TASK DESCRIPTION> All of the entries should be returned without a single change.
------------------------
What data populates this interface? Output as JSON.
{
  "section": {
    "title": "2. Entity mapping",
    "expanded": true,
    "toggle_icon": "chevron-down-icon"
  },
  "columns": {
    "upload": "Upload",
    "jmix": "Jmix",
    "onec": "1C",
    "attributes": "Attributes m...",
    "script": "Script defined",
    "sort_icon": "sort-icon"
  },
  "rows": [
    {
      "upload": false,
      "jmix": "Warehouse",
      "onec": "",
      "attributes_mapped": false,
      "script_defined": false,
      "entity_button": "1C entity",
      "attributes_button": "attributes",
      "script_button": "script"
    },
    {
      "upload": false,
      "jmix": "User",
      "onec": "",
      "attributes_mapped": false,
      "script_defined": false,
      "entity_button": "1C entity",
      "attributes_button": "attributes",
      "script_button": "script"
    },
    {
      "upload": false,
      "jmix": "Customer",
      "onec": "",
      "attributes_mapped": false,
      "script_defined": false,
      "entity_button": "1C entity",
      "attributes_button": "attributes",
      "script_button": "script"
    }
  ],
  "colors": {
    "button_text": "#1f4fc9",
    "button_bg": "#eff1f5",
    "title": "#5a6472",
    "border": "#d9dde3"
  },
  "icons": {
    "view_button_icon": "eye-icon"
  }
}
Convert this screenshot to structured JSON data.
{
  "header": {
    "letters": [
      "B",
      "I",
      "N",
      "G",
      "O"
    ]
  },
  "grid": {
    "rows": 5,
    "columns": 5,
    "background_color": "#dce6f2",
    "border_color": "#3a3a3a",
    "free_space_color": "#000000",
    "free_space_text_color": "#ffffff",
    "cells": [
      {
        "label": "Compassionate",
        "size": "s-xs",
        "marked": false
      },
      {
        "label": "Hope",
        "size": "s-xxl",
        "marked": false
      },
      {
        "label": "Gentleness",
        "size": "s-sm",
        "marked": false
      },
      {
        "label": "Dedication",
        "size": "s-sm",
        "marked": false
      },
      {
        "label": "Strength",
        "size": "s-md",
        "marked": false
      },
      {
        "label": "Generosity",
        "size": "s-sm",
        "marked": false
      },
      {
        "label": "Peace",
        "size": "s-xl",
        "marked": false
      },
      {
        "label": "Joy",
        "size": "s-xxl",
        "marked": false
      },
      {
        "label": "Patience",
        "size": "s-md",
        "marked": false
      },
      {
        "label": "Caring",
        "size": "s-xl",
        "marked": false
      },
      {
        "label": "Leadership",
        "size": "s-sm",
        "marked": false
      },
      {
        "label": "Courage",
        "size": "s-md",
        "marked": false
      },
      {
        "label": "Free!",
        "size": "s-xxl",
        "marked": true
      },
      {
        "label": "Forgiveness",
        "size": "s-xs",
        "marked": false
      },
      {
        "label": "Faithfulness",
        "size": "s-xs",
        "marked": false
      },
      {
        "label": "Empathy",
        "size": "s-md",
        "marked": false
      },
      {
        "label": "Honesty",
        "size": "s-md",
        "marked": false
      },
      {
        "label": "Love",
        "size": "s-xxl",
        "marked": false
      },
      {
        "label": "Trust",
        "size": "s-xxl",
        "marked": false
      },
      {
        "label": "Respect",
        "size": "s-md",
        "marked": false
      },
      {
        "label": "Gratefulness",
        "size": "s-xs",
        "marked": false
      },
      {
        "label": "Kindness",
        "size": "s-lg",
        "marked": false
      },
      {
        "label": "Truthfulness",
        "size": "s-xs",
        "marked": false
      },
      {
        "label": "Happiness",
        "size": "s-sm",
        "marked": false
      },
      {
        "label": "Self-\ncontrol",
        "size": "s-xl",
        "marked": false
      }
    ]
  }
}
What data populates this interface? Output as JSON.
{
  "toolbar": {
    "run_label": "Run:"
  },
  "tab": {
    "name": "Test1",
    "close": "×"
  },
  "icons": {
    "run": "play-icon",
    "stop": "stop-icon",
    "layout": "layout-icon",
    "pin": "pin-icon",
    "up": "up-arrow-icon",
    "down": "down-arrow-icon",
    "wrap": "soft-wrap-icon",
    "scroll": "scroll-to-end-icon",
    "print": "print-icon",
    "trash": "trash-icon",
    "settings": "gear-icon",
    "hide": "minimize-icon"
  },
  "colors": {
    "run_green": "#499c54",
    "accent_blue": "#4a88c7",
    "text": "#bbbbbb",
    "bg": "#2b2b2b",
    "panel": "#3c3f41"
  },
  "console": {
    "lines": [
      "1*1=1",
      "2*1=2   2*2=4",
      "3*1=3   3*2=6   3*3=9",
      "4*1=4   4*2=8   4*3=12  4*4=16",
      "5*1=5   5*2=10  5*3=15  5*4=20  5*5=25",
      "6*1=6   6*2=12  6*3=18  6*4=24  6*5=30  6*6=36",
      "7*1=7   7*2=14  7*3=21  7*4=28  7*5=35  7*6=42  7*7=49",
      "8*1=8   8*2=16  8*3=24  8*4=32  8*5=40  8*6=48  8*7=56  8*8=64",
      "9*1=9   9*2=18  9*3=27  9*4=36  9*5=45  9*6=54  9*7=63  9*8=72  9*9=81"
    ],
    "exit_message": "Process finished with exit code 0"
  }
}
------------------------
TASK SOLUTION>
What data populates this interface? Output as JSON.
{
  "section": {
    "title": "2. Entity mapping",
    "expanded": true,
    "toggle_icon": "chevron-down-icon"
  },
  "columns": {
    "upload": "Upload",
    "jmix": "Jmix",
    "onec": "1C",
    "attributes": "Attributes m...",
    "script": "Script defined",
    "sort_icon": "sort-icon"
  },
  "rows": [
    {
      "upload": false,
      "jmix": "Warehouse",
      "onec": "",
      "attributes_mapped": false,
      "script_defined": false,
      "entity_button": "1C entity",
      "attributes_button": "attributes",
      "script_button": "script"
    },
    {
      "upload": false,
      "jmix": "User",
      "onec": "",
      "attributes_mapped": false,
      "script_defined": false,
      "entity_button": "1C entity",
      "attributes_button": "attributes",
      "script_button": "script"
    },
    {
      "upload": false,
      "jmix": "Customer",
      "onec": "",
      "attributes_mapped": false,
      "script_defined": false,
      "entity_button": "1C entity",
      "attributes_button": "attributes",
      "script_button": "script"
    }
  ],
  "colors": {
    "button_text": "#1f4fc9",
    "button_bg": "#eff1f5",
    "title": "#5a6472",
    "border": "#d9dde3"
  },
  "icons": {
    "view_button_icon": "eye-icon"
  }
}
Convert this screenshot to structured JSON data.
{
  "header": {
    "letters": [
      "B",
      "I",
      "N",
      "G",
      "O"
    ]
  },
  "grid": {
    "rows": 5,
    "columns": 5,
    "background_color": "#dce6f2",
    "border_color": "#3a3a3a",
    "free_space_color": "#000000",
    "free_space_text_color": "#ffffff",
    "cells": [
      {
        "label": "Compassionate",
        "size": "s-xs",
        "marked": false
      },
      {
        "label": "Hope",
        "size": "s-xxl",
        "marked": false
      },
      {
        "label": "Gentleness",
        "size": "s-sm",
        "marked": false
      },
      {
        "label": "Dedication",
        "size": "s-sm",
        "marked": false
      },
      {
        "label": "Strength",
        "size": "s-md",
        "marked": false
      },
      {
        "label": "Generosity",
        "size": "s-sm",
        "marked": false
      },
      {
        "label": "Peace",
        "size": "s-xl",
        "marked": false
      },
      {
        "label": "Joy",
        "size": "s-xxl",
        "marked": false
      },
      {
        "label": "Patience",
        "size": "s-md",
        "marked": false
      },
      {
        "label": "Caring",
        "size": "s-xl",
        "marked": false
      },
      {
        "label": "Leadership",
        "size": "s-sm",
        "marked": false
      },
      {
        "label": "Courage",
        "size": "s-md",
        "marked": false
      },
      {
        "label": "Free!",
        "size": "s-xxl",
        "marked": true
      },
      {
        "label": "Forgiveness",
        "size": "s-xs",
        "marked": false
      },
      {
        "label": "Faithfulness",
        "size": "s-xs",
        "marked": false
      },
      {
        "label": "Empathy",
        "size": "s-md",
        "marked": false
      },
      {
        "label": "Honesty",
        "size": "s-md",
        "marked": false
      },
      {
        "label": "Love",
        "size": "s-xxl",
        "marked": false
      },
      {
        "label": "Trust",
        "size": "s-xxl",
        "marked": false
      },
      {
        "label": "Respect",
        "size": "s-md",
        "marked": false
      },
      {
        "label": "Gratefulness",
        "size": "s-xs",
        "marked": false
      },
      {
        "label": "Kindness",
        "size": "s-lg",
        "marked": false
      },
      {
        "label": "Truthfulness",
        "size": "s-xs",
        "marked": false
      },
      {
        "label": "Happiness",
        "size": "s-sm",
        "marked": false
      },
      {
        "label": "Self-\ncontrol",
        "size": "s-xl",
        "marked": false
      }
    ]
  }
}
What data populates this interface? Output as JSON.
{
  "toolbar": {
    "run_label": "Run:"
  },
  "tab": {
    "name": "Test1",
    "close": "×"
  },
  "icons": {
    "run": "play-icon",
    "stop": "stop-icon",
    "layout": "layout-icon",
    "pin": "pin-icon",
    "up": "up-arrow-icon",
    "down": "down-arrow-icon",
    "wrap": "soft-wrap-icon",
    "scroll": "scroll-to-end-icon",
    "print": "print-icon",
    "trash": "trash-icon",
    "settings": "gear-icon",
    "hide": "minimize-icon"
  },
  "colors": {
    "run_green": "#499c54",
    "accent_blue": "#4a88c7",
    "text": "#bbbbbb",
    "bg": "#2b2b2b",
    "panel": "#3c3f41"
  },
  "console": {
    "lines": [
      "1*1=1",
      "2*1=2   2*2=4",
      "3*1=3   3*2=6   3*3=9",
      "4*1=4   4*2=8   4*3=12  4*4=16",
      "5*1=5   5*2=10  5*3=15  5*4=20  5*5=25",
      "6*1=6   6*2=12  6*3=18  6*4=24  6*5=30  6*6=36",
      "7*1=7   7*2=14  7*3=21  7*4=28  7*5=35  7*6=42  7*7=49",
      "8*1=8   8*2=16  8*3=24  8*4=32  8*5=40  8*6=48  8*7=56  8*8=64",
      "9*1=9   9*2=18  9*3=27  9*4=36  9*5=45  9*6=54  9*7=63  9*8=72  9*9=81"
    ],
    "exit_message": "Process finished with exit code 0"
  }
}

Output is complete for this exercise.